[Data entries]
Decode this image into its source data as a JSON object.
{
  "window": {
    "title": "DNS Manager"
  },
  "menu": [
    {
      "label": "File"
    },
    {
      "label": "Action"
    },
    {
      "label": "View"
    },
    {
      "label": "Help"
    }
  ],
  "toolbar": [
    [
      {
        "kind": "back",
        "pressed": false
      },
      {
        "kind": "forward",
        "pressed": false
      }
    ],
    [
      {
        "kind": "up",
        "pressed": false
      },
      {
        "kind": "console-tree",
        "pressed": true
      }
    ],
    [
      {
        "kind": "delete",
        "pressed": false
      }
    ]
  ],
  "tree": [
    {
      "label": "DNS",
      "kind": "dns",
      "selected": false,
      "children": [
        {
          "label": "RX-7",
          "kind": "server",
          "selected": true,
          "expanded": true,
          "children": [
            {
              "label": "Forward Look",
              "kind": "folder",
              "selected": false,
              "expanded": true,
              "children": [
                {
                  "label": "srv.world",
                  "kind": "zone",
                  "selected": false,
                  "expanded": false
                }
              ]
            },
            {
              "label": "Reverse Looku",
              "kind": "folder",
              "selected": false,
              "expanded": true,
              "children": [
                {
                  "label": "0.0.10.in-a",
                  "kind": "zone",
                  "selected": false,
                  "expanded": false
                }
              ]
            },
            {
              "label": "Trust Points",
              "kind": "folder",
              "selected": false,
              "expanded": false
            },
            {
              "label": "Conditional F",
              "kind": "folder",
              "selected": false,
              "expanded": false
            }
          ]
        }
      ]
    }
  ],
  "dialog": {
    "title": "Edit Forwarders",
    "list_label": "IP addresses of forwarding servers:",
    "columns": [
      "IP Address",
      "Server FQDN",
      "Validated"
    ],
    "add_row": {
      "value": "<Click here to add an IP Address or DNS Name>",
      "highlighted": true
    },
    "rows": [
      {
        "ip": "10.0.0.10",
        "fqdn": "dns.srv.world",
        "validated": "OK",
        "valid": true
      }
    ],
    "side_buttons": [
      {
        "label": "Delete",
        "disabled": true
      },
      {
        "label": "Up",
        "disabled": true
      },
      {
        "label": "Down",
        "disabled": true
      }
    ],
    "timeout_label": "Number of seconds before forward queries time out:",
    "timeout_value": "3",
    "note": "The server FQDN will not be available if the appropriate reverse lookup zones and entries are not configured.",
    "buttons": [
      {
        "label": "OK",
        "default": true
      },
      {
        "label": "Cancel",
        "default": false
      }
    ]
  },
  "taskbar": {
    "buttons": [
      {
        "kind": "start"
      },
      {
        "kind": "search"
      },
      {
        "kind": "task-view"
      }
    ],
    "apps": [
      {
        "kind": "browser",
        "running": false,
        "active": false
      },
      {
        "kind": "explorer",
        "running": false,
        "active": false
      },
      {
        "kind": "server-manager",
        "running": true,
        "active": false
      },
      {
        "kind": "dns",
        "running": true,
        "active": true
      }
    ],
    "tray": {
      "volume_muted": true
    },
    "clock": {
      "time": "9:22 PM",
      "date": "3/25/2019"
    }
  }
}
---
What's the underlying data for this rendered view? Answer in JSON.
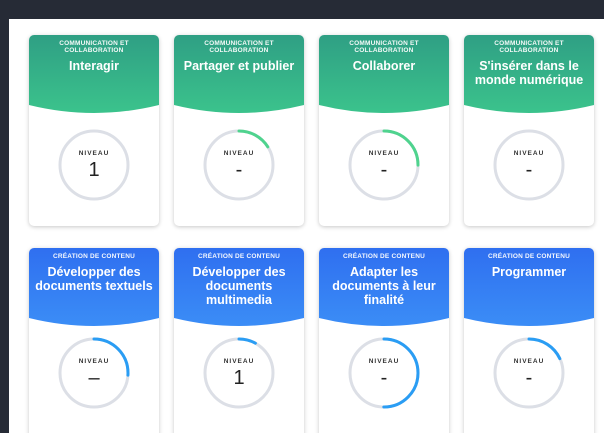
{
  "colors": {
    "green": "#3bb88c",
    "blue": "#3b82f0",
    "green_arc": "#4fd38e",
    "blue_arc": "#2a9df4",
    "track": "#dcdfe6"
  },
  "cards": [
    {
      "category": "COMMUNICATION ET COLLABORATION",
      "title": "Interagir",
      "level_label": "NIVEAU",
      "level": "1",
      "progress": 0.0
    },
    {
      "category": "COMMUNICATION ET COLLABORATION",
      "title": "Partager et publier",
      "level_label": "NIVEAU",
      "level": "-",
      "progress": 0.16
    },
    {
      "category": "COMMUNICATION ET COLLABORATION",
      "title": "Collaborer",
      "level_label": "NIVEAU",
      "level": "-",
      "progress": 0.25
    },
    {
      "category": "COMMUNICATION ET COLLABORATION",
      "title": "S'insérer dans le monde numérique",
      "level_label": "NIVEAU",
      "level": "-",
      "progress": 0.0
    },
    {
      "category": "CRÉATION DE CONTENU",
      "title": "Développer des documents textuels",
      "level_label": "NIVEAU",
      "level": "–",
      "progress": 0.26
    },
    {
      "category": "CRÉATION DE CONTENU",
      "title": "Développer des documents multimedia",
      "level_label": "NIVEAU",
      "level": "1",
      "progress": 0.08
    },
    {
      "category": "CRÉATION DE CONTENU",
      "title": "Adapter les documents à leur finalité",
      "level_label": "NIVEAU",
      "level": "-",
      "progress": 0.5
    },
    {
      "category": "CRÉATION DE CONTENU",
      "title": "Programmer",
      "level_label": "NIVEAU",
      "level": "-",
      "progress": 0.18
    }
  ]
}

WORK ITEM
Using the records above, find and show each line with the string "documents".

ANSWER
      "title": "Développer des documents textuels",
      "title": "Développer des documents multimedia",
      "title": "Adapter les documents à leur finalité",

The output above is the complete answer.